Dresnok's spent two years in West Germany which was his first overseas deployment. After returning to the U.S., he found out that his wife had left him for another man. He reenlisted and was deployed to South Korea. He was a Private First Class with a U.S. Army unit along the Korean Demilitarized Zone at the 38th parallel, between North and South Korea in the early 1960s. Soon after his arrival, he found himself facing a court-martial for forging signatures on official paperwork that gave him permission to leave the base which, ultimately, led to his going AWOL (Absent Without Leave) due to his unwillingness to face the punishment.

On August 15, 1962, he ran across a minefield in broad daylight into North Korean territory while his fellow soldiers were having their lunch. Later he was apprehended by North Korean soldiers and was taken to Pyongyang, the North Korean capital by train for further interrogations.

Along with other defectors - Abshier, Jerry Parrish, and Charles Robert Jenkins - he appeared on state's magazine covers and tried to persuade American soldiers to defect by using loudspeakers at the border. In 1966, the four men tried to leave North Korea by seeking political asylum at the Soviet embassy in Pyongyang, but the embassy immediately turned them over to North Korean authorities.

THE DEATH


In a video interview posted on the state-run propaganda website Uriminzokkiri - Theodore "Ted" Ricardo Dresnok and James Gabriel Dresnok, his two adult sons from his Romanian wife - Doina Bumbea who reportedly died of lung cancer in 1997, confirmed that their father suffered a fatal stroke in November last year.
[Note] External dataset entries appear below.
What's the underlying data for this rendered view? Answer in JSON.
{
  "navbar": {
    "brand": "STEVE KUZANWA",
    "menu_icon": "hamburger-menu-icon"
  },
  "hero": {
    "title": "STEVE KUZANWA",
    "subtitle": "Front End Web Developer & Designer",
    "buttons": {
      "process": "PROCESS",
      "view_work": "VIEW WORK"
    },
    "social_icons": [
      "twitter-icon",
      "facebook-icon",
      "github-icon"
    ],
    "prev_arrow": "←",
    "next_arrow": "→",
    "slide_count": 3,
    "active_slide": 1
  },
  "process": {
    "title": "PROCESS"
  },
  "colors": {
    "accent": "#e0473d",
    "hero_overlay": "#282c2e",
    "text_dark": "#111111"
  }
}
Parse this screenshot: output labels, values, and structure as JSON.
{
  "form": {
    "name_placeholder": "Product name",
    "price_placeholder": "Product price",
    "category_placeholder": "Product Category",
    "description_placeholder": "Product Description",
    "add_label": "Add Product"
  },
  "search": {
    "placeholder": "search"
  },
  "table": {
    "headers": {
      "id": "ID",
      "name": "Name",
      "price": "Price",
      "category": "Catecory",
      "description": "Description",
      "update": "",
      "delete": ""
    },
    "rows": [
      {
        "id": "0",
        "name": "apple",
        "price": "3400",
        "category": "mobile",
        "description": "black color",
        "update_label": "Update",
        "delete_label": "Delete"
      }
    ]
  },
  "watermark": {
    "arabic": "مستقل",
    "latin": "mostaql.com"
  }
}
Image Attribute: Video screen grab posted on the state-run Uriminzokkiri website of Ted and James Dresnok, revealed their ex-GI father James Joseph Dresnok suffered a fatal stroke in November 2016.

Image Attribute: Video screen grab posted on the state-run Uriminzokkiri website of Ted and James Dresnok, revealed their ex-GI father James Joseph Dresnok suffered a fatal stroke in November 2016.

“Our father was in the arms of the republic and received only the love and care of the party until his passing at age 74,” said Ted Dresnok, the elder sibling.

Both brothers were born in North Korea and spoke Korean with a heavy northern accent. Their comments were similar to those of North Koreans, who normally only express officially approved sentiments when speaking to the foreign audience. It was the brothers’ second appearance on the program after they praised the country in an interview in May 2016.

After Bumbea's death, Dresnok married his third wife, the daughter of a North Korean woman and a Togolese diplomat. They had a son in the year 2001. The family lived in a small apartment in Pyongyang, provided along with a monthly stipend by the North Korean government.
    Blogger Comment
    Facebook Comment